Provided records below:

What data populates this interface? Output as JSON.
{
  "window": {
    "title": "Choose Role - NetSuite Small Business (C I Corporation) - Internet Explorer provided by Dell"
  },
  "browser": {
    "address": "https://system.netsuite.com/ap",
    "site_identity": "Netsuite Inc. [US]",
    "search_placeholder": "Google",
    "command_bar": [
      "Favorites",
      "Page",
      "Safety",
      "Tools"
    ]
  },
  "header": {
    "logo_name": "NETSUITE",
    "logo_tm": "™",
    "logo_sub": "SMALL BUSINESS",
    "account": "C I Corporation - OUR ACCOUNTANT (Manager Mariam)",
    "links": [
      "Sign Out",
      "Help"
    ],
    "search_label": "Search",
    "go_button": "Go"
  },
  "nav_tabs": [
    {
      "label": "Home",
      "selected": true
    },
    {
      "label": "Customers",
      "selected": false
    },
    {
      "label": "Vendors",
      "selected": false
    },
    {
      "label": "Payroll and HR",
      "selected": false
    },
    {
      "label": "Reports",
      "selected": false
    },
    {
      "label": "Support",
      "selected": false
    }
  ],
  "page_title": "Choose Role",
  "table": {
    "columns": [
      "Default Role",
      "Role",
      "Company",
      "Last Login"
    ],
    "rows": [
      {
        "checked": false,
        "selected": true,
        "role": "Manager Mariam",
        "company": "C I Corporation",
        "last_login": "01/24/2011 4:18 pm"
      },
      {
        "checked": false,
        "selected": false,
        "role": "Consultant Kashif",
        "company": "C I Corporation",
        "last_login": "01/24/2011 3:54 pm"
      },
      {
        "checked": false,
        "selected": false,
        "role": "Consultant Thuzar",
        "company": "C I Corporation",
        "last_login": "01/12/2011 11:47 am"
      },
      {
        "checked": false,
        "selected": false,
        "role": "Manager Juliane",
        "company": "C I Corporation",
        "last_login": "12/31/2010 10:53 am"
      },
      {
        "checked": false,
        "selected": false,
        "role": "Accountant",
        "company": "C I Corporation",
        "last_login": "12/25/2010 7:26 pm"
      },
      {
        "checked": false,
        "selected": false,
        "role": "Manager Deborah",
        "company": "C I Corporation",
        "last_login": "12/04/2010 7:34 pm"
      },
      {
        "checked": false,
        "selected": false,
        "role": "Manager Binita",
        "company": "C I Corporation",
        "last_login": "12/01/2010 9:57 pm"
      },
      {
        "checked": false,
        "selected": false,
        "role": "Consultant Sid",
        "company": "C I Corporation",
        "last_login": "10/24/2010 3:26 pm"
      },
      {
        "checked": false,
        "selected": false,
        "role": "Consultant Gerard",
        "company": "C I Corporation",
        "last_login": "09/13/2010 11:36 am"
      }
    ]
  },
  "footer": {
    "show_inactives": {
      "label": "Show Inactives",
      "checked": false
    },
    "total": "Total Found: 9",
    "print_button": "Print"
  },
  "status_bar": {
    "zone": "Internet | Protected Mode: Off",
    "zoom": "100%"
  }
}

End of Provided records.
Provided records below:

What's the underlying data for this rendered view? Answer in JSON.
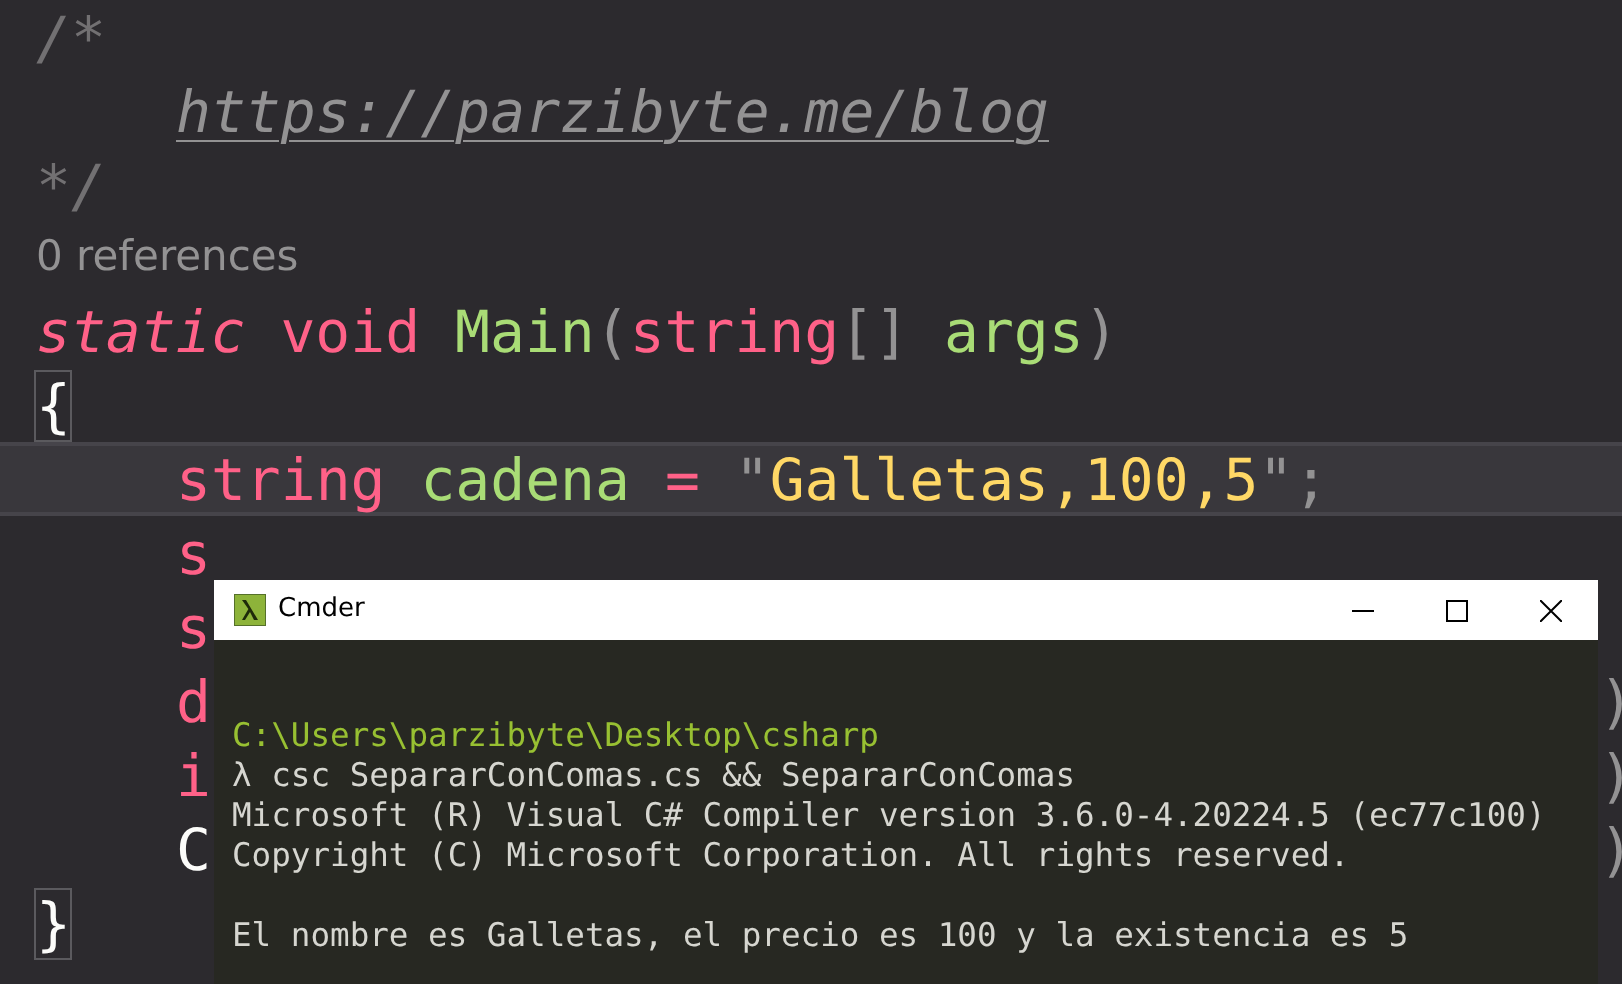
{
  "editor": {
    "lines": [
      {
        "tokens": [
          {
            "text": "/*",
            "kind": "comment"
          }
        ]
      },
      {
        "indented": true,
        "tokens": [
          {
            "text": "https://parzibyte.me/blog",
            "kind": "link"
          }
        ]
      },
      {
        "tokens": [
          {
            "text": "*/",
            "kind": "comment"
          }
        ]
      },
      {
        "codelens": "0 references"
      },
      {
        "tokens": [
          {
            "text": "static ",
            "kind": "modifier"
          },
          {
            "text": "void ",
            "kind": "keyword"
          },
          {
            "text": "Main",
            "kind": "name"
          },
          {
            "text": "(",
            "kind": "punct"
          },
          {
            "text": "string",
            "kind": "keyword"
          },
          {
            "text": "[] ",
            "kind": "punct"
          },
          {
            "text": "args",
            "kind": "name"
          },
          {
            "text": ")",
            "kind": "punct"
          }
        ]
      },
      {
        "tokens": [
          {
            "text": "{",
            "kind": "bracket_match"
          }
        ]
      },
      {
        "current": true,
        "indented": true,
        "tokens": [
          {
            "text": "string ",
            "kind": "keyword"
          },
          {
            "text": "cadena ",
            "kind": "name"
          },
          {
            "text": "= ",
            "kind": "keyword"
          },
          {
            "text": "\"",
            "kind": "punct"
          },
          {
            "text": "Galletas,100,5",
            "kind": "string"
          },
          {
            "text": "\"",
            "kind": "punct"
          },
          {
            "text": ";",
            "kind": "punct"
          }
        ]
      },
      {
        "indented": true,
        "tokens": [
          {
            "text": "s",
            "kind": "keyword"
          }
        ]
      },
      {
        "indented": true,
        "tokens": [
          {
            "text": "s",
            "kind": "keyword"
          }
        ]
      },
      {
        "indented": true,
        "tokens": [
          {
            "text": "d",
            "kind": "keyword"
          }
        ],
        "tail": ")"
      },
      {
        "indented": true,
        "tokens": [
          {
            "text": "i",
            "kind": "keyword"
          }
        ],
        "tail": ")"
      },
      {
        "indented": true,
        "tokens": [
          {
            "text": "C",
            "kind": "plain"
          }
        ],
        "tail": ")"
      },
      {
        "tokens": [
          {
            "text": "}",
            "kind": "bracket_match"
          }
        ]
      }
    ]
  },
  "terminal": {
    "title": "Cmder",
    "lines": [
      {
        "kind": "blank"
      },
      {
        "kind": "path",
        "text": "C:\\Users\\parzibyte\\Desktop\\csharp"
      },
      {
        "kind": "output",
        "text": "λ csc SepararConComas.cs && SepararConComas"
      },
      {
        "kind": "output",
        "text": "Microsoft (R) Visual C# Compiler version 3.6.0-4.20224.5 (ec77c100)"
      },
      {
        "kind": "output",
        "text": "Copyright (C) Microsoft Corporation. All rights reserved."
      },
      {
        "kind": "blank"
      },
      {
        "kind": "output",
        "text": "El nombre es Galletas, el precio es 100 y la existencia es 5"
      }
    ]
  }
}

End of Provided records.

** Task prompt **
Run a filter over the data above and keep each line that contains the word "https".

** Solution for this task **
    "address": "https://system.netsuite.com/ap",
            "text": "https://parzibyte.me/blog",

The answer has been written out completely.